www.nsc.org/library/facts/lead.htm: A basic fact sheet from the National Safety Council. They have a second page, www.nsc.org/issues/lead/ that links to articles and helpful Web sites. It also has a place where you can order a lead dust kit to determine if there is lead in the walls or floors of your house.
www.webmd.com/a-to-z-guides/lead-poisoning-topic-overview -- A helpful overview on the medical aspects of lead poisoning, including links to specific articles and other resources.
www.nlm.nih.gov/medlineplus/ency/article/002473.htm -- Another site that offers broad, but helpful, information from the National Library of Medicine and the National Institutes of Health.
kids.niehs.nih.gov/lead.htm -- Information from the National Institute of Environmental Health Sciences, part of the NIH, this site is geared towards the needs of children. It's worth taking a look at their diagram of where lead might be hiding in your home: kids.niehs.nih.gov/leadhouse.htm
www.mayoclinic.com/health/lead-poisoning/FL00068/DSECTION=1 -- A very complete guide to lead poisoning: how to recognize, prevent it and treat it. Includes practical information about what to expect if your child requires hospitalization.
www.cdc.gov/nceh/lead -- This is the homepage for the Center for Disease Control and Prevention's Lead Poisoning Prevention Program, aimed at eliminating elevated blood lead levels in children by the year 2010.
www.cpsc.gov -- Homepage for the U.S. Consumer Product Safety Council; there are links to lists of recalled products, including toys.
And this from our colleague, National Correspondent Tracy Smith (here's ais a list (compiled monthly) of EPA-accredited labs that you can send a dust swab test to; call first to make sure you'll do the test according to the lab's specifications.

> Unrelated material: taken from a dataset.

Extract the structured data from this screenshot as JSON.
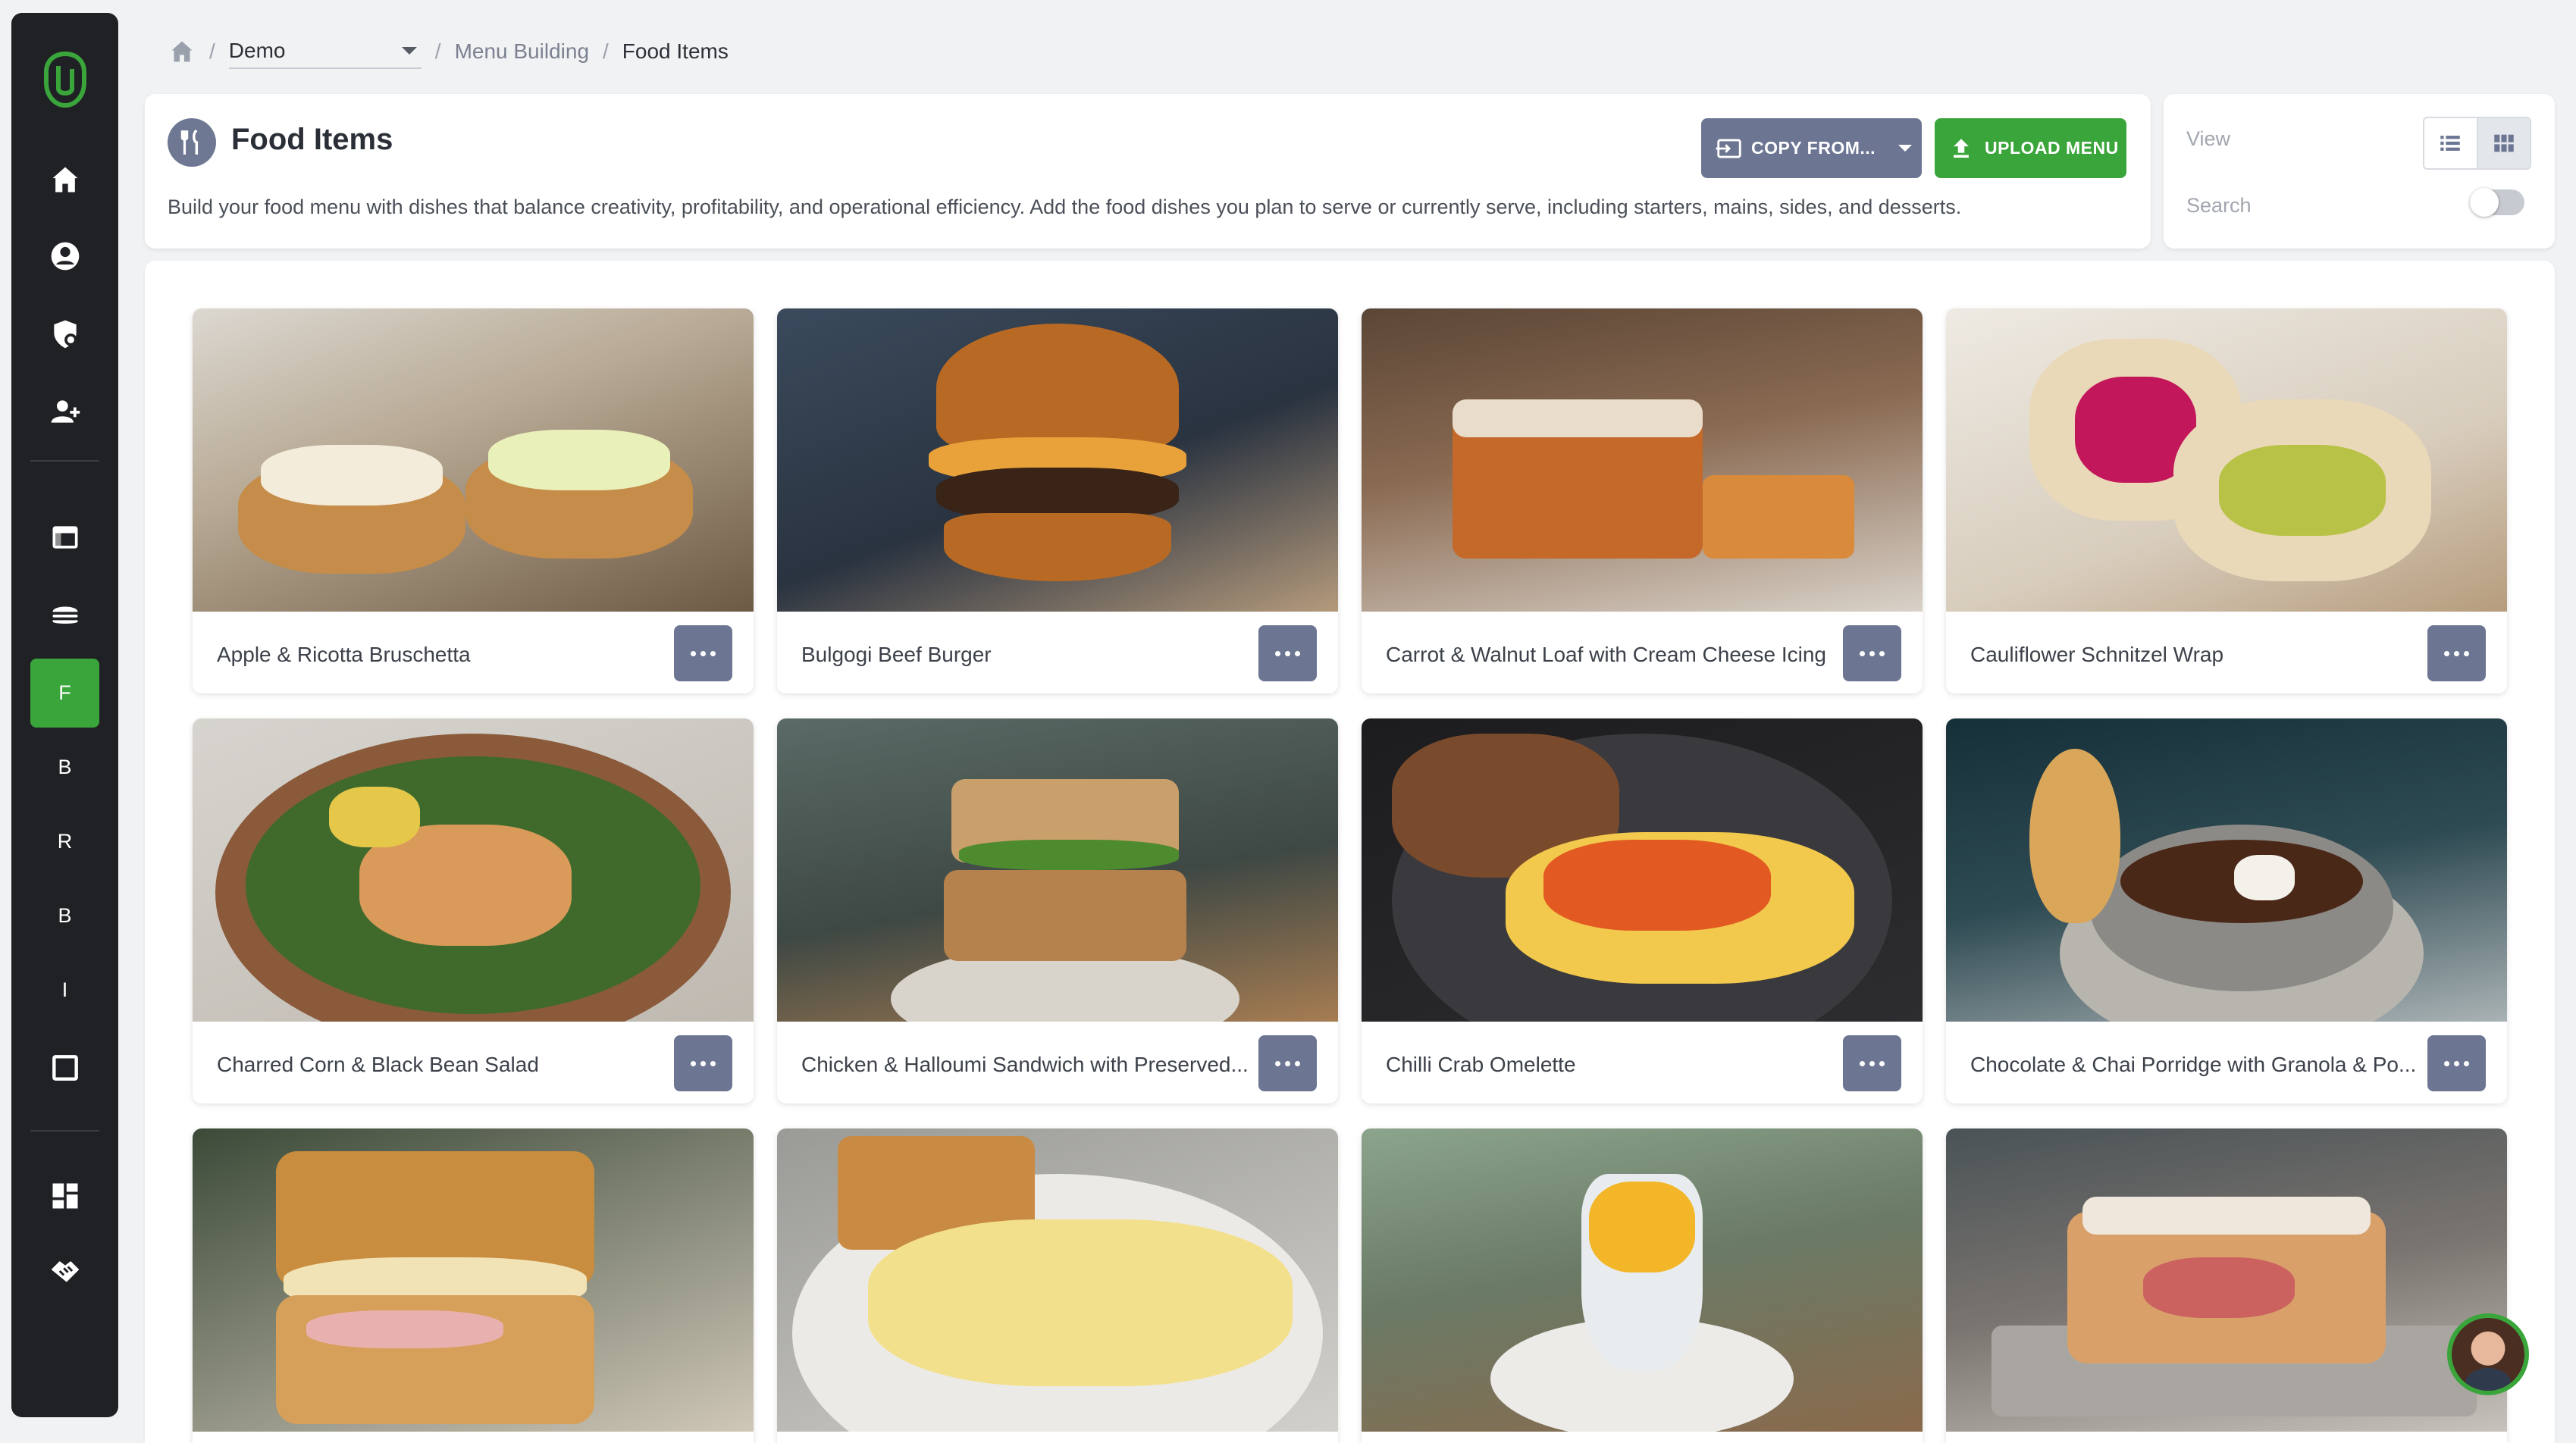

Another Web site she found informative: The Coalition to End Childhood Lead Poisoning, www.leadsafe.org